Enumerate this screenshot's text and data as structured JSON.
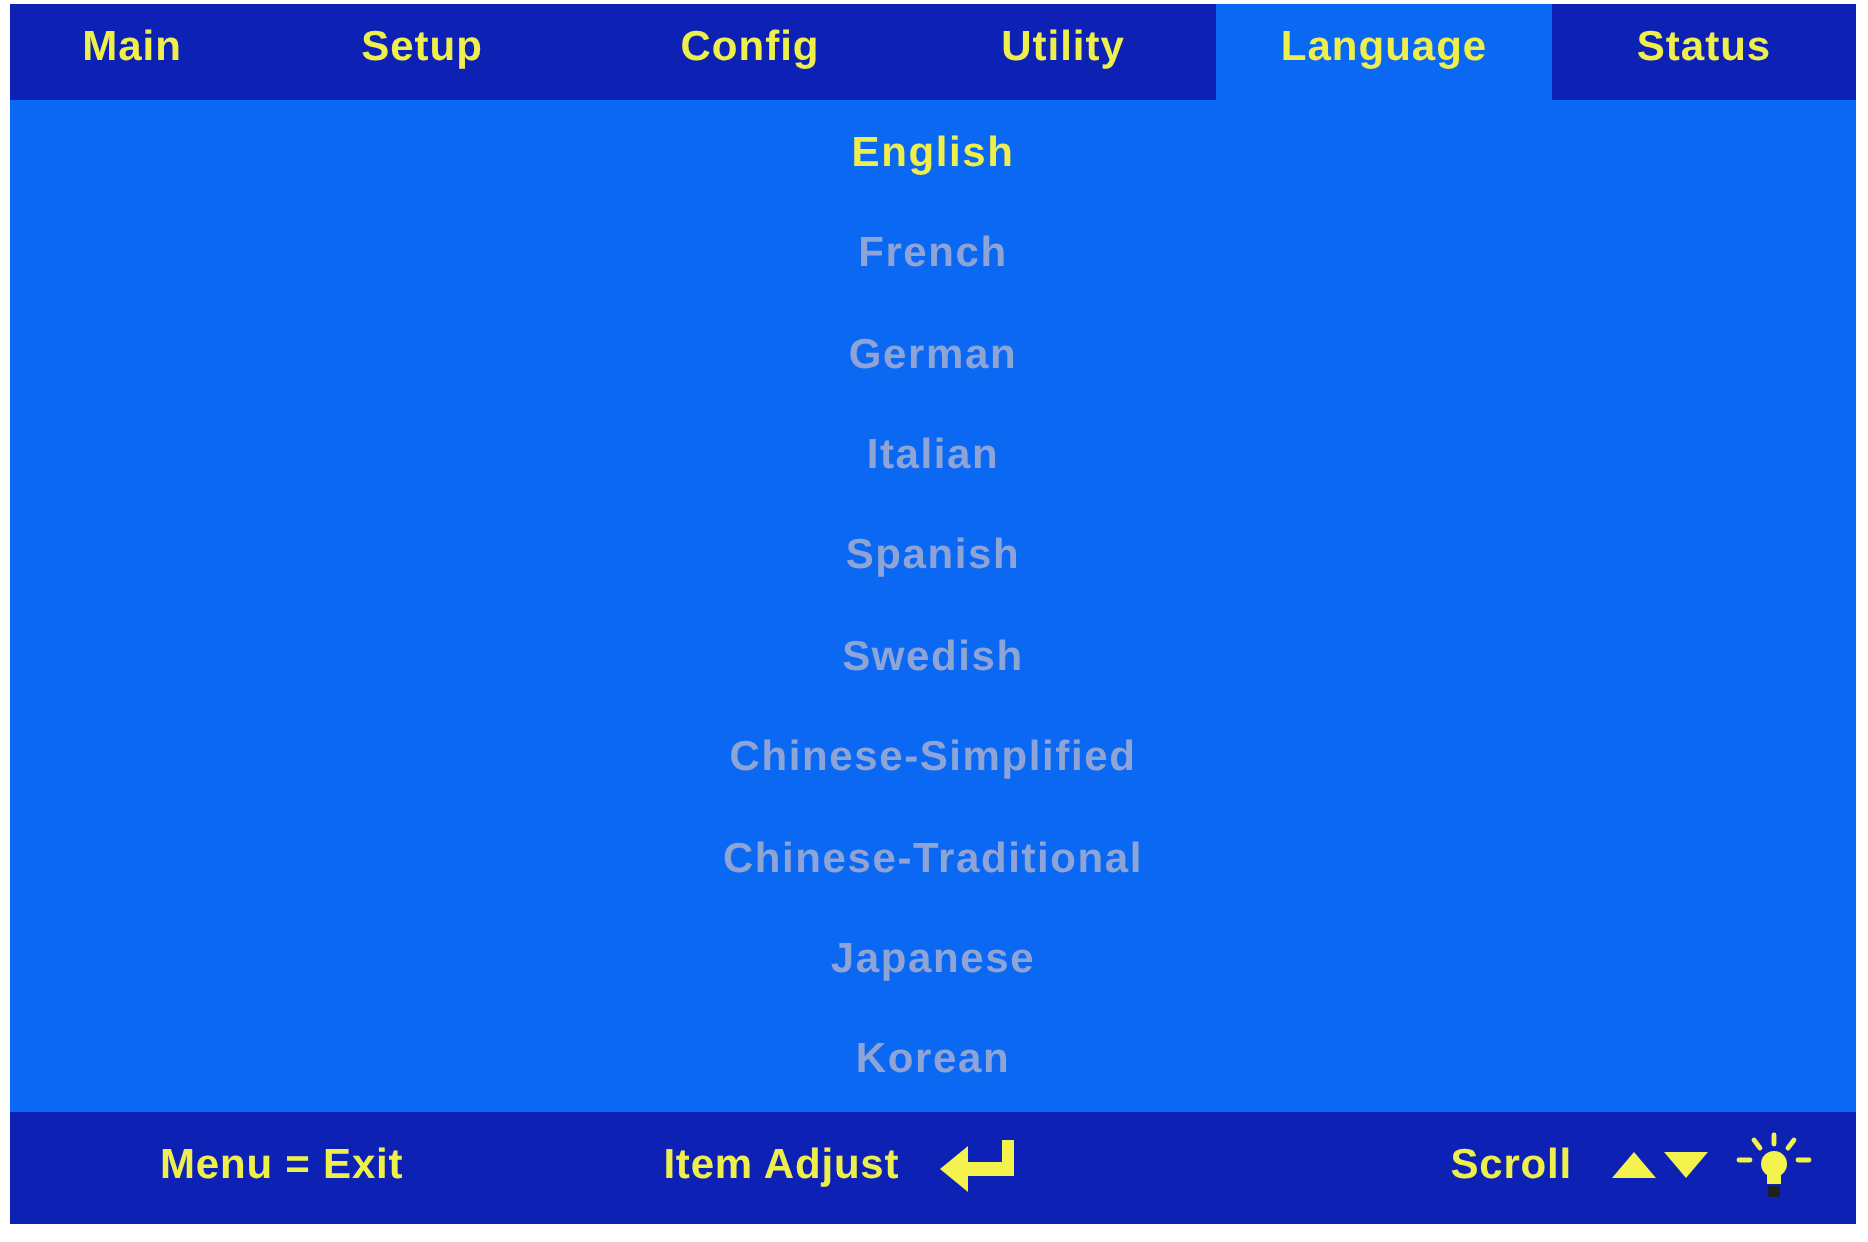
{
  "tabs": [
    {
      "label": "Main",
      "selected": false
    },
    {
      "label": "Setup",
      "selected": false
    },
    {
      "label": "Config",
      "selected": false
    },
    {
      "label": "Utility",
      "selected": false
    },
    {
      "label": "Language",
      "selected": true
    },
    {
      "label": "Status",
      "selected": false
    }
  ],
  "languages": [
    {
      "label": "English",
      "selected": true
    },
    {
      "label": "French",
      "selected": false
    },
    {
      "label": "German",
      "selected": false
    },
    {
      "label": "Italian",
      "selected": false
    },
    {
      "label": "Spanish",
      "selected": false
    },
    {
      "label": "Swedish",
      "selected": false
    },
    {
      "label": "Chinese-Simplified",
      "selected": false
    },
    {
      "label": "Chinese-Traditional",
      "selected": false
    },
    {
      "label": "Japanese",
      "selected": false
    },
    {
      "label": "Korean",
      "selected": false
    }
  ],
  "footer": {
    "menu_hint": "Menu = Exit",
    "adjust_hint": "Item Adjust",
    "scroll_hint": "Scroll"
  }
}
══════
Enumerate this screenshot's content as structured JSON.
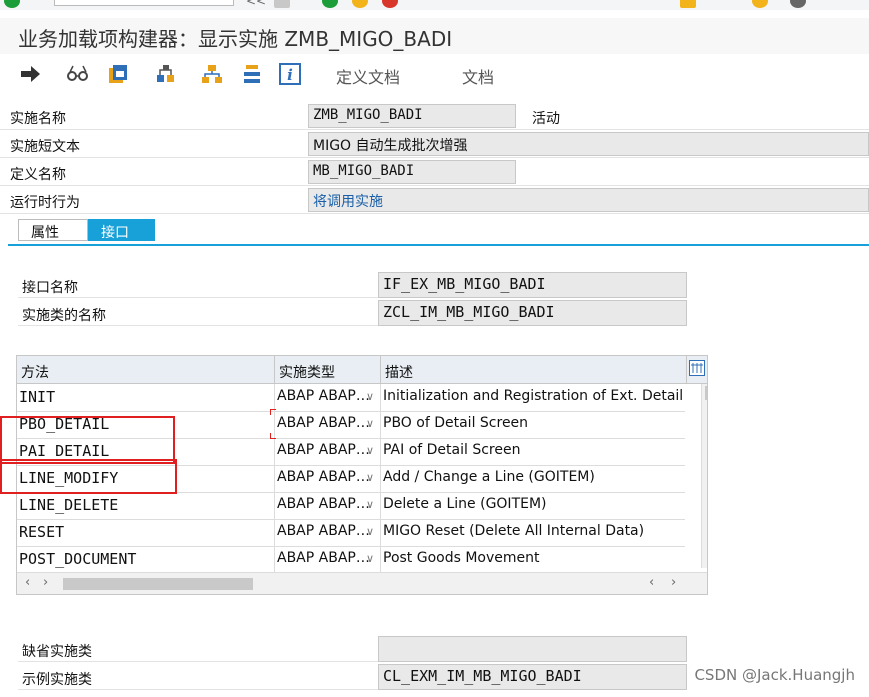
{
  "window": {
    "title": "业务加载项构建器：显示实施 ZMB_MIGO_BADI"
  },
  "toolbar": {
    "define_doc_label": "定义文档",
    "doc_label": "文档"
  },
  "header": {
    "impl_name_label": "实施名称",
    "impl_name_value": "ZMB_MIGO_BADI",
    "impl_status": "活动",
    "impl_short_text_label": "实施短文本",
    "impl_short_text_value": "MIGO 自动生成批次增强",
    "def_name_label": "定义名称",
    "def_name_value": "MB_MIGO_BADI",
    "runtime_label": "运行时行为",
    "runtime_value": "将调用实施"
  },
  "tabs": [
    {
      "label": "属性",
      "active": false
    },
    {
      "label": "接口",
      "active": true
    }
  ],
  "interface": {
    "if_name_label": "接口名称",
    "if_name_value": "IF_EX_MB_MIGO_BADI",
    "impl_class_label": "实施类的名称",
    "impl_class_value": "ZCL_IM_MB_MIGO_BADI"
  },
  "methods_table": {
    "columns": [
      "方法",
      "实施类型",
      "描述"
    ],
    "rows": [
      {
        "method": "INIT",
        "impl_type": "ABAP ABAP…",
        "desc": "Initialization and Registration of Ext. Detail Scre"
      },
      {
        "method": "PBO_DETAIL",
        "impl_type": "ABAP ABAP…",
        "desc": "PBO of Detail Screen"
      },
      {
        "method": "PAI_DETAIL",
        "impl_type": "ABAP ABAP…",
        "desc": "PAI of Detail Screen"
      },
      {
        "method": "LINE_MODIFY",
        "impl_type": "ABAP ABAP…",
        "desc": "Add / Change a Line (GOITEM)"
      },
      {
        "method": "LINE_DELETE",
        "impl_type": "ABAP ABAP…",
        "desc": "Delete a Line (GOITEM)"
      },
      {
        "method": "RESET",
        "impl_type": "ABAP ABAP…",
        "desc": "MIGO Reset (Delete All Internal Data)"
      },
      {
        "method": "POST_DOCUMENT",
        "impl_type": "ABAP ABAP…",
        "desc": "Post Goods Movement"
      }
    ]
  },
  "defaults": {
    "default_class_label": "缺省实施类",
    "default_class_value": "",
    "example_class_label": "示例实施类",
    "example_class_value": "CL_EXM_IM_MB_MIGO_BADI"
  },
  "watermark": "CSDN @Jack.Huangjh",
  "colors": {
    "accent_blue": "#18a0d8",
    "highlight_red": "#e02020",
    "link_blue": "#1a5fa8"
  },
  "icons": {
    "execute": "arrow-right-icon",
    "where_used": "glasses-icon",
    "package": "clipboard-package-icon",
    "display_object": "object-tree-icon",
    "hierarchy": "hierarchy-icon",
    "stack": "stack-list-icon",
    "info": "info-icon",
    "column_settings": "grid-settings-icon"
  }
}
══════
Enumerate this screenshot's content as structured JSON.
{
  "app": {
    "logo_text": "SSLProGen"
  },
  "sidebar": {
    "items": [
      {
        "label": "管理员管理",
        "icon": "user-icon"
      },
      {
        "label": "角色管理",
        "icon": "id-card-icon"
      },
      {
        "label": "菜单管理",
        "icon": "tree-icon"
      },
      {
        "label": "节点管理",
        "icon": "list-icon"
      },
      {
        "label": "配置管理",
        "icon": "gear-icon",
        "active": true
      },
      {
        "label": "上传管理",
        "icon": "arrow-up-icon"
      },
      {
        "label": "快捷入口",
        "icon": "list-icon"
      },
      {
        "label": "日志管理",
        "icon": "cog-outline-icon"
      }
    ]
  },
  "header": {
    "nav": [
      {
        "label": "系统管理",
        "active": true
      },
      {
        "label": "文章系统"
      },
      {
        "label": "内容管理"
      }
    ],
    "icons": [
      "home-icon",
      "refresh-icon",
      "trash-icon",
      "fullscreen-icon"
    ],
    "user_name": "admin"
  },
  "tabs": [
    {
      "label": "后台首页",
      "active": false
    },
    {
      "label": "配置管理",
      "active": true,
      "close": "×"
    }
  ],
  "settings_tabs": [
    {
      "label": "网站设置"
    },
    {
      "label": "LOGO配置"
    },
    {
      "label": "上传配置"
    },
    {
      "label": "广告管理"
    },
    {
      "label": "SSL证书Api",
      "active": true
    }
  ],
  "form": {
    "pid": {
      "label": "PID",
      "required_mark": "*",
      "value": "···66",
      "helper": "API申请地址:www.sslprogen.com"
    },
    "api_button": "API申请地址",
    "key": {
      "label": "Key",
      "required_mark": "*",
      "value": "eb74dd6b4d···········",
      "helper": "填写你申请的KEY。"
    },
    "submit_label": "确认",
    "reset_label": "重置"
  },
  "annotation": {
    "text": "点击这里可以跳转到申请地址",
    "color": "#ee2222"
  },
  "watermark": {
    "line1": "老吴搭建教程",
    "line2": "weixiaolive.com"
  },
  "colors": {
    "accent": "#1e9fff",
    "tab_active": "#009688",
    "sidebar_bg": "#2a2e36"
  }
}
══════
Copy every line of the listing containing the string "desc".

        "desc": "Initialization and Registration of Ext. Detail Scre"
        "desc": "PBO of Detail Screen"
        "desc": "PAI of Detail Screen"
        "desc": "Add / Change a Line (GOITEM)"
        "desc": "Delete a Line (GOITEM)"
        "desc": "MIGO Reset (Delete All Internal Data)"
        "desc": "Post Goods Movement"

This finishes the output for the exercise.